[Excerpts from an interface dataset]
---*---

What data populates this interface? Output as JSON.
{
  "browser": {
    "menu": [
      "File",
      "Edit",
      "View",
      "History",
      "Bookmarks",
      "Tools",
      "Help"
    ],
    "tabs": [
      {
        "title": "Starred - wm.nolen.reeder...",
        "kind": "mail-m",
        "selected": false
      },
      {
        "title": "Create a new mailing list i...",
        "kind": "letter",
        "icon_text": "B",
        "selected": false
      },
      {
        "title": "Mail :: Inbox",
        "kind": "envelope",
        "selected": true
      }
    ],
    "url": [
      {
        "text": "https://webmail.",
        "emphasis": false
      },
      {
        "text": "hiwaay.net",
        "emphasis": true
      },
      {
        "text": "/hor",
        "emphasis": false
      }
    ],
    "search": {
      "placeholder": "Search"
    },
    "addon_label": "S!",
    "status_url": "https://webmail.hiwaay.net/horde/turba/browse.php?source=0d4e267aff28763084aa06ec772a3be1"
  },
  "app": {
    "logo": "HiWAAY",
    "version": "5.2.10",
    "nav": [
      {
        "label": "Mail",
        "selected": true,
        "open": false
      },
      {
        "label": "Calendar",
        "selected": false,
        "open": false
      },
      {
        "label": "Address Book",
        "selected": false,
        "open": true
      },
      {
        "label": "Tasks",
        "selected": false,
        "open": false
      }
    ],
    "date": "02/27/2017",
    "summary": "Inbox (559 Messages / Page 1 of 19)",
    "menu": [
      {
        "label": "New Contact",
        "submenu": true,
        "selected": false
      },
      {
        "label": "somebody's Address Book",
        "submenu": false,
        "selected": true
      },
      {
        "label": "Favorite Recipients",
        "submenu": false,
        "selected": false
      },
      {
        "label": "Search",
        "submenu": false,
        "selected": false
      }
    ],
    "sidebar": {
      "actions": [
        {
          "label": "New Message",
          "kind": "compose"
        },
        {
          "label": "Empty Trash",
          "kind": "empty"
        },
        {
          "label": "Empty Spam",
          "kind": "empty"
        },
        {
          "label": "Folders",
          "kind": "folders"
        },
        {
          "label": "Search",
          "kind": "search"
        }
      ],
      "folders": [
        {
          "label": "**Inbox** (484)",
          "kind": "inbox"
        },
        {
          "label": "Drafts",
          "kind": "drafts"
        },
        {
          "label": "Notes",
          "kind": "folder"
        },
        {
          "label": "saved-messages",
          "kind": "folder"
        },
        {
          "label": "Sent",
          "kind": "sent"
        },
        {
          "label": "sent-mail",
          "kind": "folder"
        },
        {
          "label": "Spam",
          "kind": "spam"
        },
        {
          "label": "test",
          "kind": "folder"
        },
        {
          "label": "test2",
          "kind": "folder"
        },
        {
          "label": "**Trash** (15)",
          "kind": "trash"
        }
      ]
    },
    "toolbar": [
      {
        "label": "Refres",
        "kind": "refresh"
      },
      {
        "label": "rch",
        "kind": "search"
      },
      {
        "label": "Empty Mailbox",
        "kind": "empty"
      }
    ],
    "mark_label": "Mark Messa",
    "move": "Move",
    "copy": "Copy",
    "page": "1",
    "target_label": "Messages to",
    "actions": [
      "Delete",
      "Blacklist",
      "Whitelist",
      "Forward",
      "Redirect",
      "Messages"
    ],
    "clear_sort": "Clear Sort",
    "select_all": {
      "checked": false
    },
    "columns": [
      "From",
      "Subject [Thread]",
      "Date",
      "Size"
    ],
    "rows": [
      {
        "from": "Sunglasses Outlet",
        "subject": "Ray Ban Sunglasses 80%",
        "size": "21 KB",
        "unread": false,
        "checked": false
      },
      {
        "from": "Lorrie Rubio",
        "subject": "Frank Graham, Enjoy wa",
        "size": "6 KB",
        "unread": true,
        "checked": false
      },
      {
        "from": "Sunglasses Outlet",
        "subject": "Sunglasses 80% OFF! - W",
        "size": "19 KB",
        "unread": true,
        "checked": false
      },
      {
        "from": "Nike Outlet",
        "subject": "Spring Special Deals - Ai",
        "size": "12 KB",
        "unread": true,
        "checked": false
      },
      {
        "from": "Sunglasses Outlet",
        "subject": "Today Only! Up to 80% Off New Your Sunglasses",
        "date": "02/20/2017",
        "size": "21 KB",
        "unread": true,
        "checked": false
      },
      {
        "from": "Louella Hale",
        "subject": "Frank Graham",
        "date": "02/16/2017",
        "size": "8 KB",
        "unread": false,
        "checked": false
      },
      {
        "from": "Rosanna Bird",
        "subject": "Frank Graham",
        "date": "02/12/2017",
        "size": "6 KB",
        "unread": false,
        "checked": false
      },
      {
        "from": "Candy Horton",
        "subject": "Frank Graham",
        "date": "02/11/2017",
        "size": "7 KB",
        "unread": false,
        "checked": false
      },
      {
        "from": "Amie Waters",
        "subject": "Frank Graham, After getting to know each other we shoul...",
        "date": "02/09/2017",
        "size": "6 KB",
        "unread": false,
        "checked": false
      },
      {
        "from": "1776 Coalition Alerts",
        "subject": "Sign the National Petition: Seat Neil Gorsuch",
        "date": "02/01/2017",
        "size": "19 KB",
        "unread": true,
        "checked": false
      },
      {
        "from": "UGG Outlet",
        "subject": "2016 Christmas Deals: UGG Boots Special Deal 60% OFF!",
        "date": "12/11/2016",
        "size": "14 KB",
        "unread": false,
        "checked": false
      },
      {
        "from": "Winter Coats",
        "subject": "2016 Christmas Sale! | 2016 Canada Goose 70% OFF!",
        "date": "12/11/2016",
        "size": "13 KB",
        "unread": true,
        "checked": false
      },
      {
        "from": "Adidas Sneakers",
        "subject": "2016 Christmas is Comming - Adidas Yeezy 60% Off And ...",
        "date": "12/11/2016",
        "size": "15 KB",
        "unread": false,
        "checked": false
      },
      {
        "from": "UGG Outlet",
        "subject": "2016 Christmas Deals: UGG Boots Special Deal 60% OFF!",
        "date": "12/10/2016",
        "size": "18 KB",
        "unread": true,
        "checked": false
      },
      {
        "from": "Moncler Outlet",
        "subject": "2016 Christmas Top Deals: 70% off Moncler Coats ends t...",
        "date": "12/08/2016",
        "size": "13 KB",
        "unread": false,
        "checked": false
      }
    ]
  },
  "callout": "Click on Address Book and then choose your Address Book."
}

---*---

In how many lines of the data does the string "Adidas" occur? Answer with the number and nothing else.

Response to this exercise
2